## Problem details
Only the lines holding "JSON" are wanted. Copy every one from the records below.

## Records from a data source
• • • •

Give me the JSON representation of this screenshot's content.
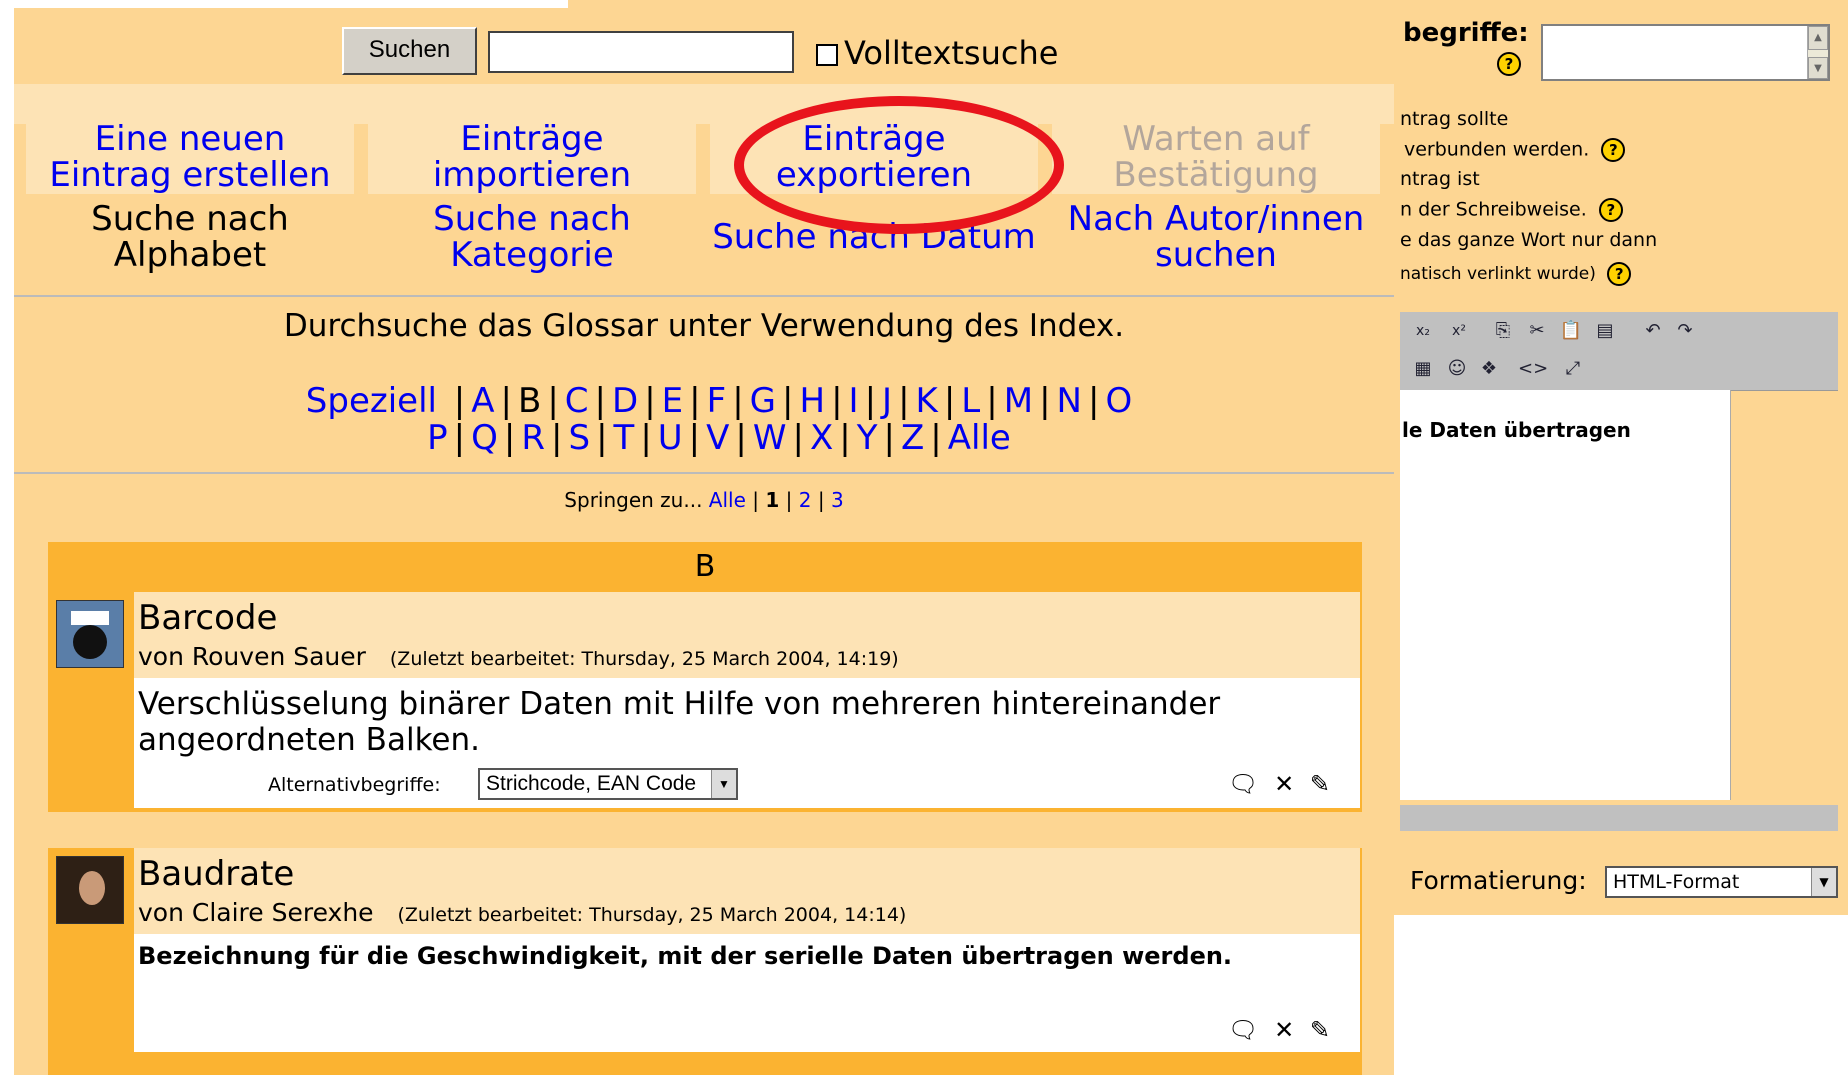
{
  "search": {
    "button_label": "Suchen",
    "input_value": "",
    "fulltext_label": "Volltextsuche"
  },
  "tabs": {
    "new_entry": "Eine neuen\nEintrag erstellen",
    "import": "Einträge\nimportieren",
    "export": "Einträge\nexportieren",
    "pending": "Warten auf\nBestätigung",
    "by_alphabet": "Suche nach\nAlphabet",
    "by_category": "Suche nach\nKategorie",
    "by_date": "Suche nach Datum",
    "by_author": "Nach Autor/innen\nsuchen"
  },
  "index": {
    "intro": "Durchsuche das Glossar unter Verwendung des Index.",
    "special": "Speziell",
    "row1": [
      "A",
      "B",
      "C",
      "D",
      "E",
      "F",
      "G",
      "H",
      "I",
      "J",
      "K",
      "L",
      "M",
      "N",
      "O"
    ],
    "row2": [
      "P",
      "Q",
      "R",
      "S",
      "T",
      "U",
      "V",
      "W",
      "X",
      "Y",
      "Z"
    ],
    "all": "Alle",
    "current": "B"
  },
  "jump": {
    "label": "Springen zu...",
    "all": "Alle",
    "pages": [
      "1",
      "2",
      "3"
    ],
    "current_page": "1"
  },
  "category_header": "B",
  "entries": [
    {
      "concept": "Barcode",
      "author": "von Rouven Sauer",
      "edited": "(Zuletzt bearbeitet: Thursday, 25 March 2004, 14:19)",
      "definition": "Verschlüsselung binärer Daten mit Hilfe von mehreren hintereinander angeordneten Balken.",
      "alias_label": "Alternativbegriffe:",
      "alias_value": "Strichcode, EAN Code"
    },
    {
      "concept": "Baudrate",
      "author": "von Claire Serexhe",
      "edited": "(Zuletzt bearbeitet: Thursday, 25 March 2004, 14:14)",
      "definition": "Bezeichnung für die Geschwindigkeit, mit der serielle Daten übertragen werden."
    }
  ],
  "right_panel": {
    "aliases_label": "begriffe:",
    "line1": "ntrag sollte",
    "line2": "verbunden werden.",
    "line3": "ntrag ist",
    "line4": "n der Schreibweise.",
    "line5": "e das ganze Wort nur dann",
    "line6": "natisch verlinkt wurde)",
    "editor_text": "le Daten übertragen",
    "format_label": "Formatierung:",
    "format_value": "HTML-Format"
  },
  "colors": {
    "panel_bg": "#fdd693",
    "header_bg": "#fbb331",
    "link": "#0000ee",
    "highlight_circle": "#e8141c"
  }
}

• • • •

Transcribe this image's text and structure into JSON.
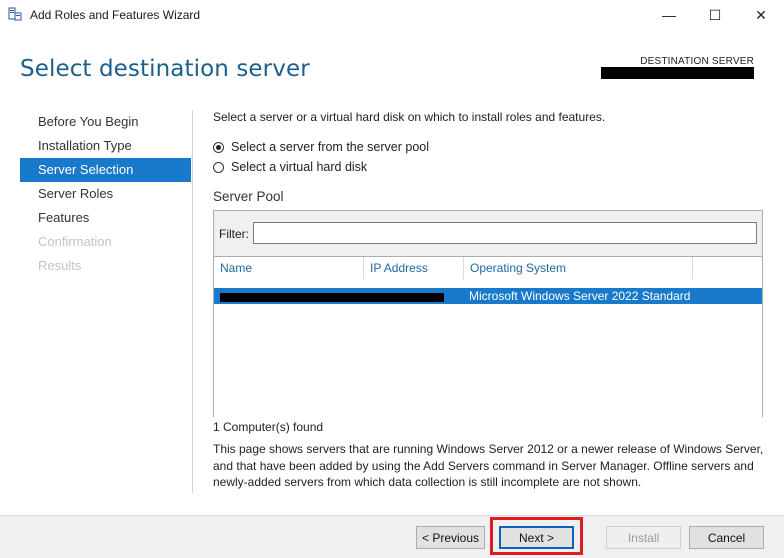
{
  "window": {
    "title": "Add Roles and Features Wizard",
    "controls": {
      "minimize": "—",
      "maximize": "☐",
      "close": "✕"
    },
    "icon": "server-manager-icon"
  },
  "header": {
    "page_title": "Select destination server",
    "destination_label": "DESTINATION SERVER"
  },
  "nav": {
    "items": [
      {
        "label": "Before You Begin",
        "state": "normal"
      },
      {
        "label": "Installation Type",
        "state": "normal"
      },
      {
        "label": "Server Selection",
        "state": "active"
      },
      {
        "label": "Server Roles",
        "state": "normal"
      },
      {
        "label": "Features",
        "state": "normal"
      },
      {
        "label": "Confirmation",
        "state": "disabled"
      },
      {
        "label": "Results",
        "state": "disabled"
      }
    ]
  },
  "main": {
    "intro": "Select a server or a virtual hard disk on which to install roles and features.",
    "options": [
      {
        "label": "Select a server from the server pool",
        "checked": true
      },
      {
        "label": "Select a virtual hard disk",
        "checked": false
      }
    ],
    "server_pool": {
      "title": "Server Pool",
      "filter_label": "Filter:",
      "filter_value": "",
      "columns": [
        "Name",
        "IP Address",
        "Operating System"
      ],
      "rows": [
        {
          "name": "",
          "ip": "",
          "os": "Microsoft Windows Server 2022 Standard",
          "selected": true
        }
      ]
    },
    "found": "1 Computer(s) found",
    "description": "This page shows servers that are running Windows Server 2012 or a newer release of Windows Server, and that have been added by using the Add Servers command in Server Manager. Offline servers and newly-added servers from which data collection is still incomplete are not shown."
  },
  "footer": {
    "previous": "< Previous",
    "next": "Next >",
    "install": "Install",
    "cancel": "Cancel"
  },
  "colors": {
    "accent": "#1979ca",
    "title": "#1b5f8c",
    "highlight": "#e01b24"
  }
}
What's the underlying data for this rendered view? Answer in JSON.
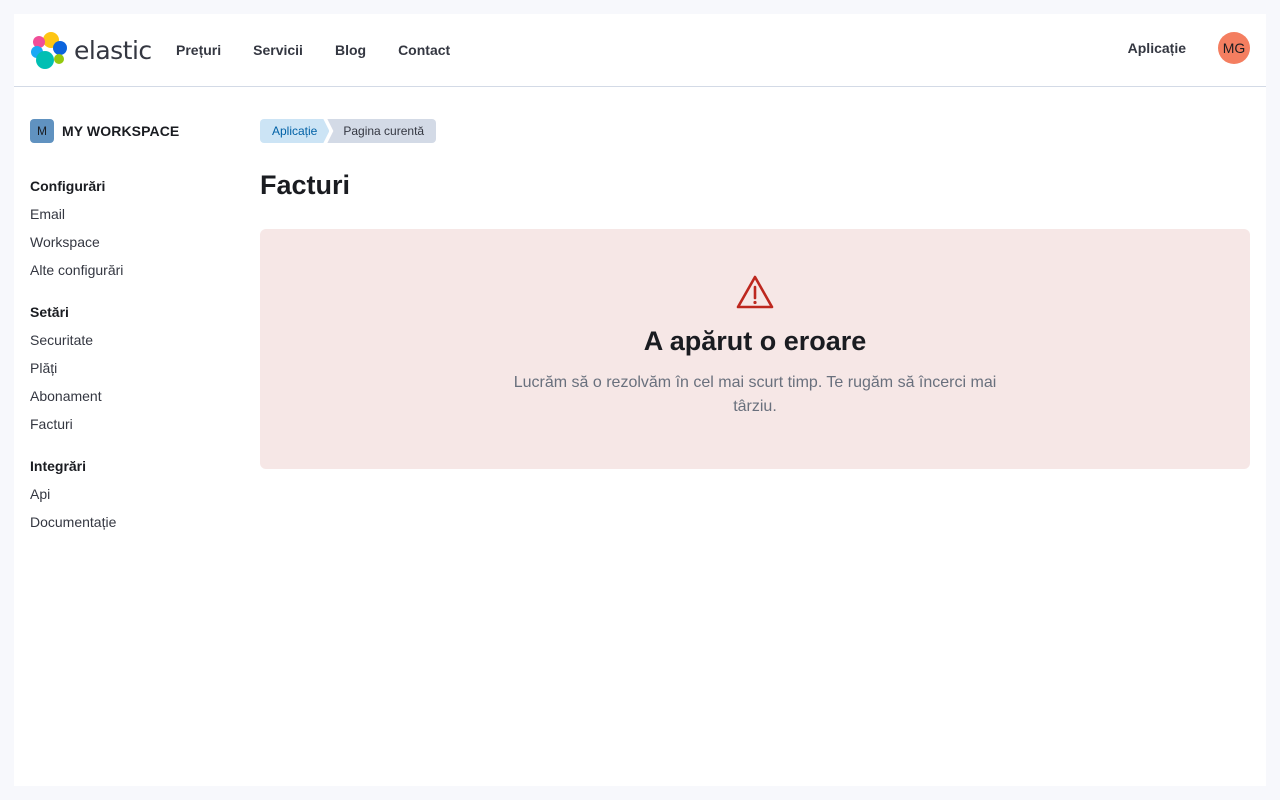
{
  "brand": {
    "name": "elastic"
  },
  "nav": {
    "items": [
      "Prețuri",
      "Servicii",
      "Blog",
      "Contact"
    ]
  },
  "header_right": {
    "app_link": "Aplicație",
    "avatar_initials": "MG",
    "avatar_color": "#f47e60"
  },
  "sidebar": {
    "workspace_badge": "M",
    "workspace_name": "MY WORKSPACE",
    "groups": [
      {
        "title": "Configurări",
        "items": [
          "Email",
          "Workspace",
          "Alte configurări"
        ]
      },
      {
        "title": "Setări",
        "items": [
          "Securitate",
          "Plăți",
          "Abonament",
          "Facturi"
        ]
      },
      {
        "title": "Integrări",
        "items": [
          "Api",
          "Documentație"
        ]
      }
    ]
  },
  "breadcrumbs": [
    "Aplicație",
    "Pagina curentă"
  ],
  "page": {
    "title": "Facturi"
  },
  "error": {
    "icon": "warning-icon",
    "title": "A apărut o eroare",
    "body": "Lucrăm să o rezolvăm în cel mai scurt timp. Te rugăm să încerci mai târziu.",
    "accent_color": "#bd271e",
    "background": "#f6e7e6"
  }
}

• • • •

## Solution below
Give me the JSON representation of this screenshot's content.
Transcribe this image's text and structure into JSON.
What's the underlying data for this rendered view? Answer in JSON.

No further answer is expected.